The Survey of Adult Skills, a product of the OECD Programme for the International Assessment of Adult Competencies (PIAAC), was designed to provide insights into the availability of some of these key skills in society and how they are used at work and at home.
It’s the time of year when young people in the northern hemisphere are finishing their formal studies for the year – or for the foreseeable future.
Outre qu’il limite considérablement les possibilités d’accéder à un emploi mieux rémunéré et plus gratifiant, le manque de compétences a d’importantes répercussions sur la manière dont les fruits de la croissance économique sont partagés dans la société.
Employer engagement in education and training has become a hot topic for policy makers and practitioners around the world.
On average across OECD countries, the 20% of students who are most exposed to pure mathematics tasks (equations) score, on the PISA mathematics test, the equivalent of almost two school years ahead of the 20% of students who are least exposed.
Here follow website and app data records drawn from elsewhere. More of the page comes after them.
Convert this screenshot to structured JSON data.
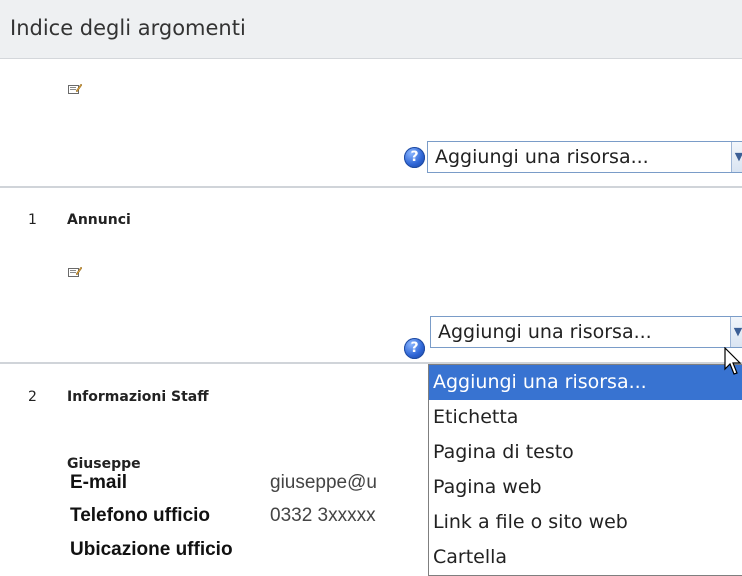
{
  "header": {
    "title": "Indice degli argomenti"
  },
  "sections": [
    {
      "number": "",
      "title": "",
      "add_resource_label": "Aggiungi una risorsa..."
    },
    {
      "number": "1",
      "title": "Annunci",
      "add_resource_label": "Aggiungi una risorsa..."
    },
    {
      "number": "2",
      "title": "Informazioni Staff"
    }
  ],
  "staff": {
    "name": "Giuseppe",
    "rows": [
      {
        "label": "E-mail",
        "value": "giuseppe@u"
      },
      {
        "label": "Telefono ufficio",
        "value": "0332 3xxxxx"
      },
      {
        "label": "Ubicazione ufficio",
        "value": ""
      }
    ]
  },
  "dropdown": {
    "options": [
      "Aggiungi una risorsa...",
      "Etichetta",
      "Pagina di testo",
      "Pagina web",
      "Link a file o sito web",
      "Cartella"
    ],
    "selected_index": 0
  },
  "colors": {
    "header_bg": "#eef0f2",
    "selected_option_bg": "#3873d1",
    "help_icon": "#2f66d6"
  },
  "icons": {
    "edit_summary": "edit-summary-icon",
    "help": "help-icon",
    "cursor": "mouse-pointer-icon"
  }
}
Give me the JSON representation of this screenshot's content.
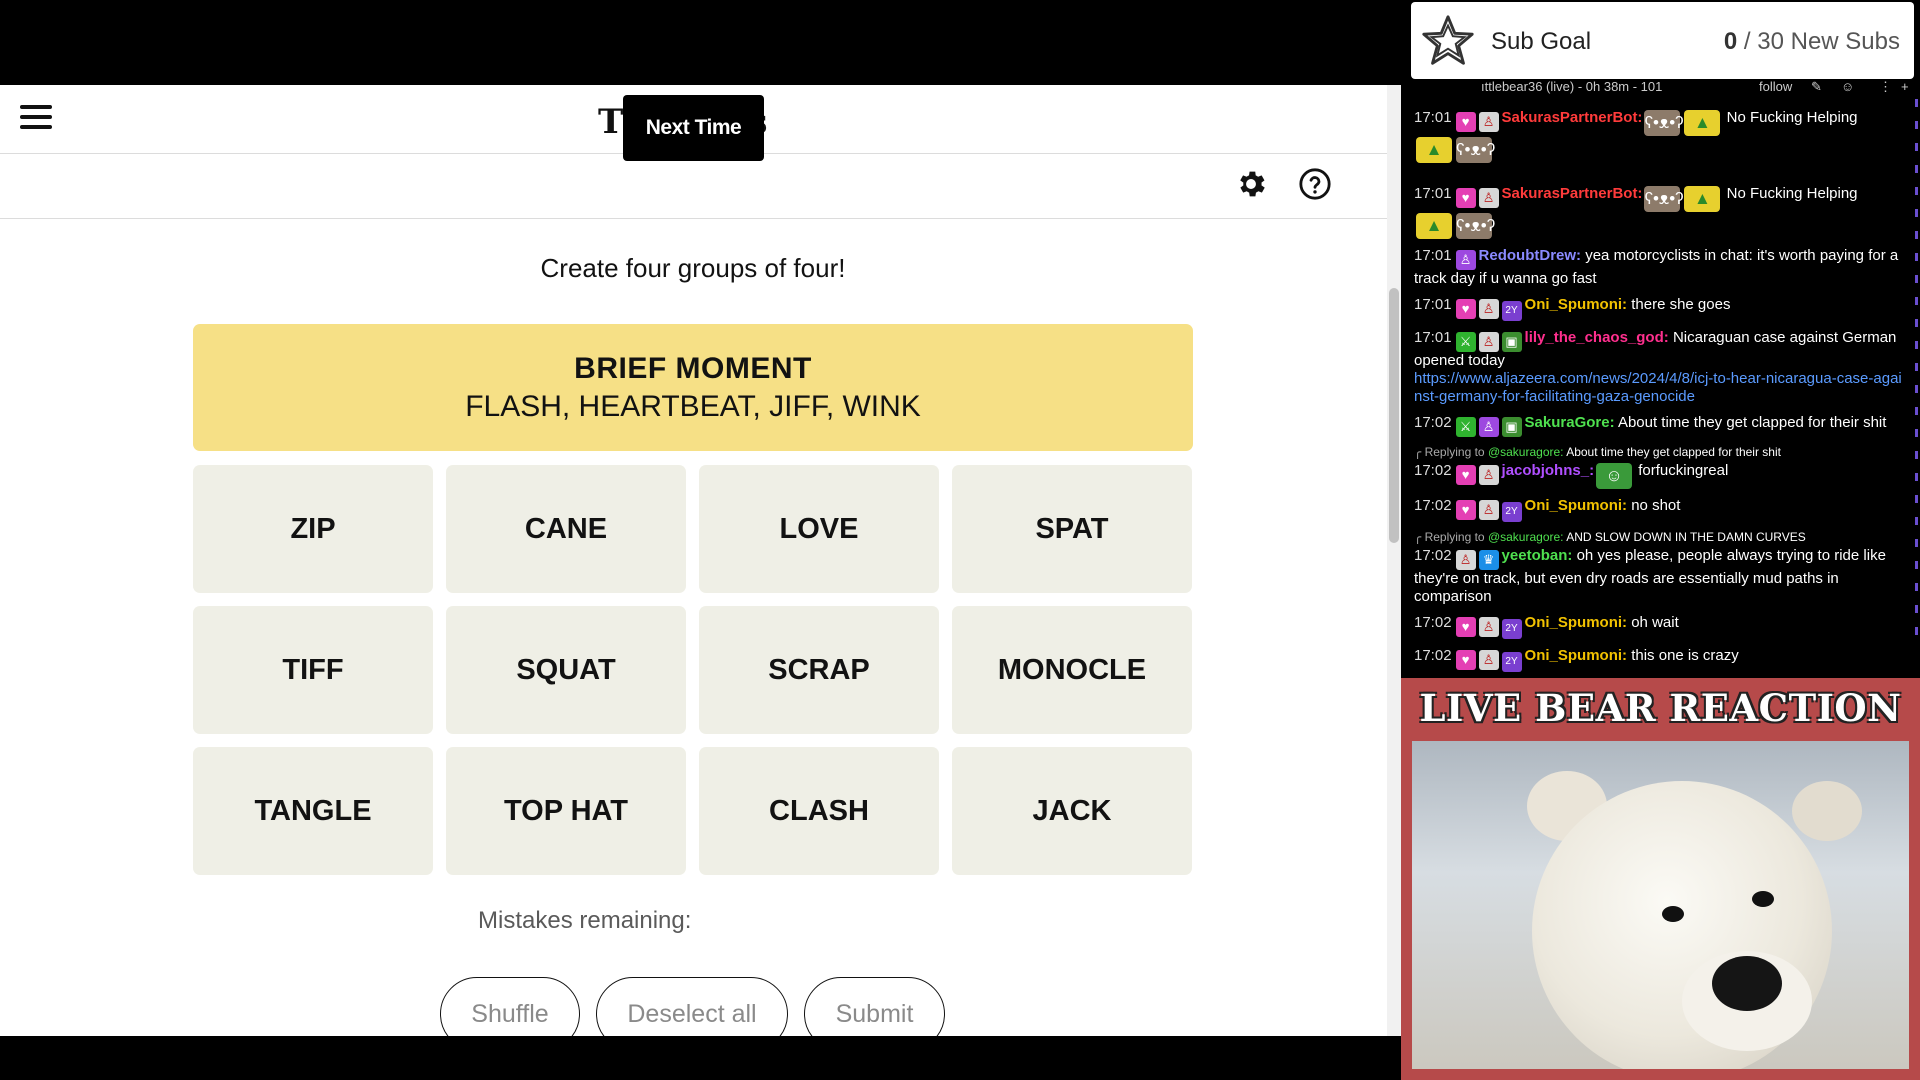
{
  "game": {
    "logo_left": "T",
    "logo_right": "s",
    "toast": "Next Time",
    "instructions": "Create four groups of four!",
    "solved_group": {
      "title": "BRIEF MOMENT",
      "members": "FLASH, HEARTBEAT, JIFF, WINK",
      "color": "#f6e086"
    },
    "tiles": [
      "ZIP",
      "CANE",
      "LOVE",
      "SPAT",
      "TIFF",
      "SQUAT",
      "SCRAP",
      "MONOCLE",
      "TANGLE",
      "TOP HAT",
      "CLASH",
      "JACK"
    ],
    "mistakes_label": "Mistakes remaining:",
    "buttons": {
      "shuffle": "Shuffle",
      "deselect": "Deselect all",
      "submit": "Submit"
    },
    "icons": [
      "hamburger-menu-icon",
      "gear-icon",
      "help-icon"
    ]
  },
  "sub_goal": {
    "label": "Sub Goal",
    "current": "0",
    "target": "/ 30 New Subs",
    "icon": "star-icon"
  },
  "chat": {
    "header_title": "ıttlebear36 (live) - 0h 38m - 101",
    "header_follow": "follow",
    "messages": [
      {
        "time": "17:01",
        "user": "SakurasPartnerBot:",
        "color": "#ff3b3b",
        "text": "No Fucking Helping"
      },
      {
        "time": "17:01",
        "user": "SakurasPartnerBot:",
        "color": "#ff3b3b",
        "text": "No Fucking Helping"
      },
      {
        "time": "17:01",
        "user": "RedoubtDrew:",
        "color": "#8a8aff",
        "text": "yea motorcyclists in chat: it's worth paying for a track day if u wanna go fast"
      },
      {
        "time": "17:01",
        "user": "Oni_Spumoni:",
        "color": "#f2c200",
        "text": "there she goes"
      },
      {
        "time": "17:01",
        "user": "lily_the_chaos_god:",
        "color": "#ff2f8e",
        "text": "Nicaraguan case against German opened today",
        "link": "https://www.aljazeera.com/news/2024/4/8/icj-to-hear-nicaragua-case-against-germany-for-facilitating-gaza-genocide"
      },
      {
        "time": "17:02",
        "user": "SakuraGore:",
        "color": "#4fe04f",
        "text": "About time they get clapped for their shit"
      },
      {
        "reply_prefix": "Replying to",
        "reply_user": "@sakuragore:",
        "reply_text": "About time they get clapped for their shit",
        "time": "17:02",
        "user": "jacobjohns_:",
        "color": "#b04fff",
        "text": "forfuckingreal"
      },
      {
        "time": "17:02",
        "user": "Oni_Spumoni:",
        "color": "#f2c200",
        "text": "no shot"
      },
      {
        "reply_prefix": "Replying to",
        "reply_user": "@sakuragore:",
        "reply_text": "AND SLOW DOWN IN THE DAMN CURVES",
        "time": "17:02",
        "user": "yeetoban:",
        "color": "#4fe04f",
        "text": "oh yes please, people always trying to ride like they're on track, but even dry roads are essentially mud paths in comparison"
      },
      {
        "time": "17:02",
        "user": "Oni_Spumoni:",
        "color": "#f2c200",
        "text": "oh wait"
      },
      {
        "time": "17:02",
        "user": "Oni_Spumoni:",
        "color": "#f2c200",
        "text": "this one is crazy"
      }
    ]
  },
  "bear_panel": {
    "title": "LIVE BEAR REACTION",
    "background": "#b64a4a"
  }
}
Many students who participated in PISA 2012 reported that they have hardly been exposed to fundamental concepts in mathematics, like arithmetic means or linear equations, which form the basis of the numeracy skills that they will need to thrive as adults.